In-house counsel can use litigation finance to build a revenue-generating legal offense

In-house counsel can use litigation finance to build a revenue-generating legal offense

As the former generals counsel of Michelin North America noted in a recent article for Corporate Counsel magazine, in-house legal teams do a great job of playing defense. They effectively battle litigation filed against their companies, while keeping a close eye on costs.

Yet most in-house legal departments have a difficult time playing offense. That is, they don’t design a game plan that will help them “identify and pursue, systematically, monies which may be owed to the company,” the article said.

Hesitation on the part of in-house teams is understandable: Bringing affirmative litigation is expensive and time-consuming, and the results can be unpredictable. Companies may not have the patience or financial resources to engage in protracted litigation. Additionally, unfavorable accounting rules can make bringing suit even more unattractive for public companies.

Litigation finance helps general counsels mitigate many of these issues—and allows them to transform litigation into assets that can help drive revenue and unlock capital for other priorities. It’s a critical tool that can help legal departments at a moment when corporate pressure to cut costs and produce income is escalating.

Non-recourse investments 

Bentham IMF invests in meritorious cases with a high probability of delivering a successful recovery that yields enough return for the claimant, its lawyers, as well as the funder. Unlike a traditional loan, litigation financing is non-recourse, which means Bentham only collects a return on its investment in the event of a successful settlement or judgment.

The non-recourse nature of litigation finance is one of its chief value propositions for corporate counsel. A funding arrangement can help substantially reduce the company’s litigation risk. If a case is lost on the merits, the company is not obligated to re-pay the funder the capital it procured.

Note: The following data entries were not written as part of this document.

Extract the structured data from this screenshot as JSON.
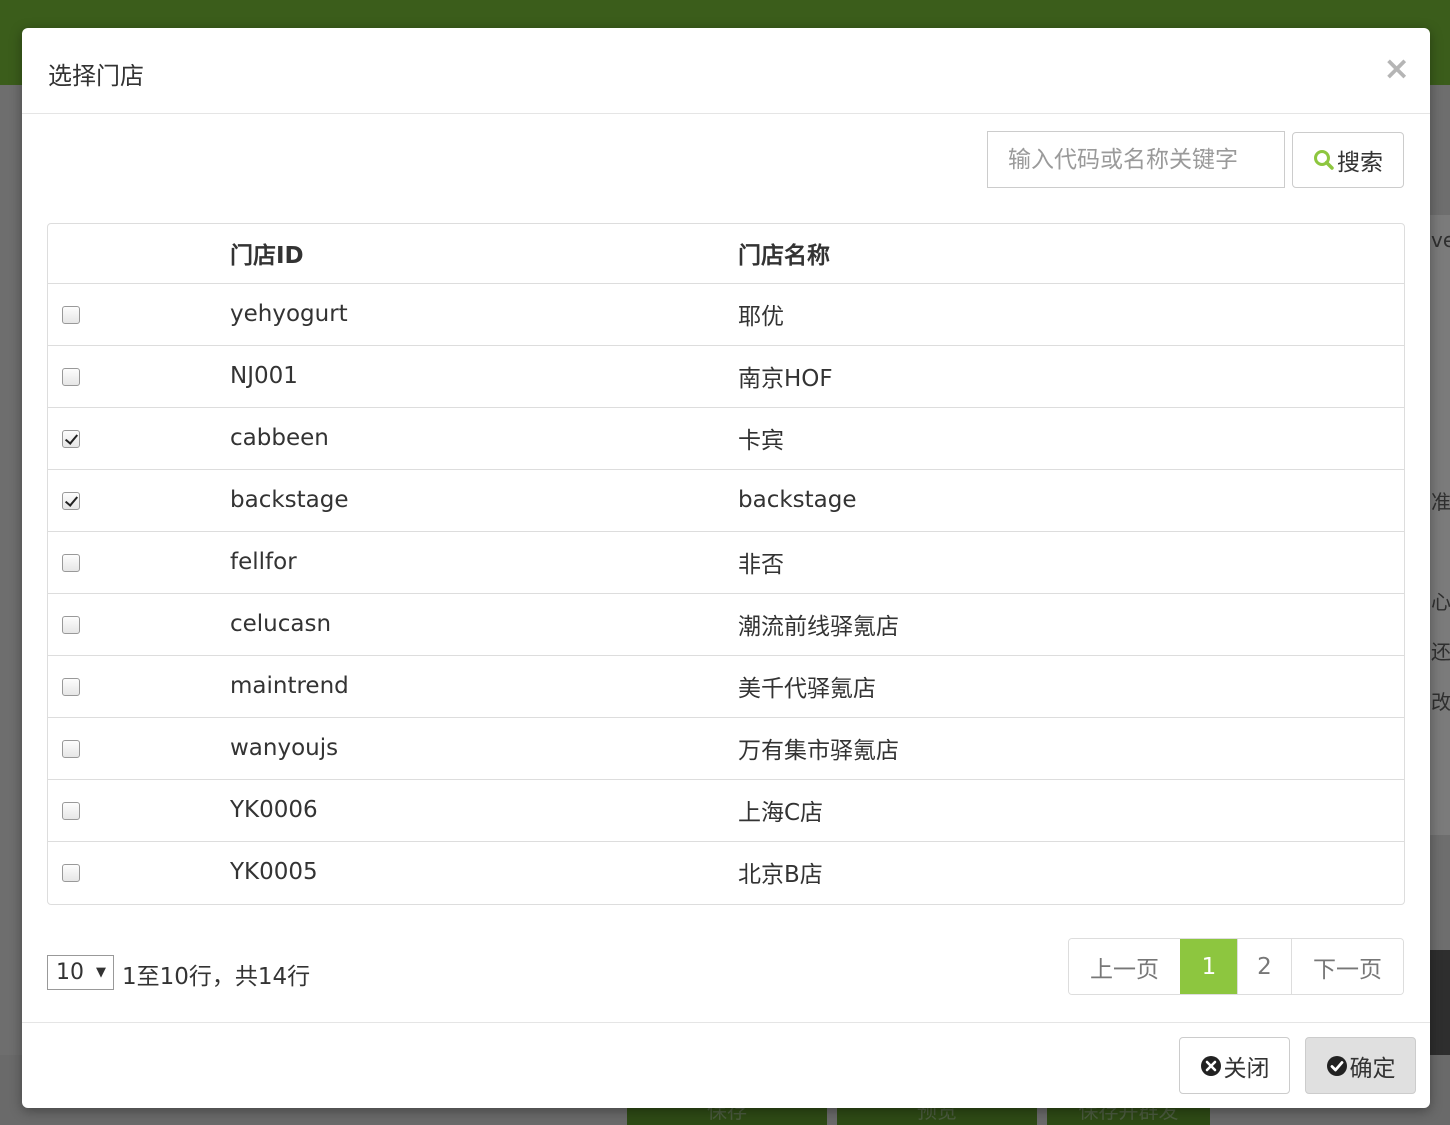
{
  "background": {
    "side_fragments": [
      "ve",
      "准",
      "心",
      "还",
      "改"
    ],
    "bottom_buttons": [
      "保存",
      "预览",
      "保存并群发"
    ]
  },
  "modal": {
    "title": "选择门店",
    "close_symbol": "×"
  },
  "search": {
    "placeholder": "输入代码或名称关键字",
    "button_label": "搜索",
    "icon": "search-icon"
  },
  "table": {
    "headers": [
      "",
      "门店ID",
      "门店名称"
    ],
    "rows": [
      {
        "checked": false,
        "id": "yehyogurt",
        "name": "耶优"
      },
      {
        "checked": false,
        "id": "NJ001",
        "name": "南京HOF"
      },
      {
        "checked": true,
        "id": "cabbeen",
        "name": "卡宾"
      },
      {
        "checked": true,
        "id": "backstage",
        "name": "backstage"
      },
      {
        "checked": false,
        "id": "fellfor",
        "name": "非否"
      },
      {
        "checked": false,
        "id": "celucasn",
        "name": "潮流前线驿氪店"
      },
      {
        "checked": false,
        "id": "maintrend",
        "name": "美千代驿氪店"
      },
      {
        "checked": false,
        "id": "wanyoujs",
        "name": "万有集市驿氪店"
      },
      {
        "checked": false,
        "id": "YK0006",
        "name": "上海C店"
      },
      {
        "checked": false,
        "id": "YK0005",
        "name": "北京B店"
      }
    ]
  },
  "pagination": {
    "page_size": "10",
    "info": "1至10行，共14行",
    "prev": "上一页",
    "pages": [
      "1",
      "2"
    ],
    "current_page": "1",
    "next": "下一页"
  },
  "footer": {
    "close_label": "关闭",
    "confirm_label": "确定",
    "close_icon": "times-circle-icon",
    "confirm_icon": "check-circle-icon"
  },
  "colors": {
    "accent": "#8dc63f",
    "header_bar": "#3b5d1b"
  }
}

Bentham also funds portfolios of litigation that include multiple cases. We place value on the ability to spread risk across a portfolio of investments. And because fairness is one of our core values, we share the benefit of that reduced risk with our portfolio clients by offering lower rates for portfolio financing. A carefully curated and financed portfolio also opens additional opportunities for revenue for the company. Once the funder receives its return from the portfolio, the company retains the exclusive opportunity to collect revenue from the remaining cases as they are resolved. This arrangement allows the company to recover a significant sum, while mitigating risk by using the funder’s capital to pursue litigation.

Further, because the funder is covering the expense of the case, the impact of legal spending on the bottom line is diminished. Legal expenses can impair earnings and trigger intense investor scrutiny. Funding can remove the problem from the balance sheet.

Turning cases into assets

Funding solves another difficult financial problem. Not only is legal spending immediately recorded as an expense, but the potential recovery cannot be recognized as a potential asset—even in situations where the company may have a strong likelihood of a return from a settlement or judgment. These unfavorable accounting rules—and the resulting drag on profits—are a key reason companies may choose to pass on pursuing litigation, even when it is strong on the merits and likely to result in significant recoveries.

Before it takes on an investment, Bentham deploys a team of highly experienced litigators who conduct due diligence into potential matters. This can be another highly useful resource for a company. Bentham, on its own dime, can validate a company’s existing litigation strategy or provide information that can help it pursue a new strategy.

By working closely with the funder, a legal department can also afford to hire the best possible outside counsel for a case, which can help maximize potential recoveries. Funding can allow counsel at elite firms to offer hybrid contingency arrangements, thus making available even more capital for the company.

When funding is used to finance litigation assets, legal spending is removed from the books, the company’s bottom line improves, and cases are transformed into true financial assets. Hence, playing offense with funding is a game plan that can turn the legal department into a solid source of revenue.

To further explore how the use of litigation finance can benefit your legal department, contact us for a consultation.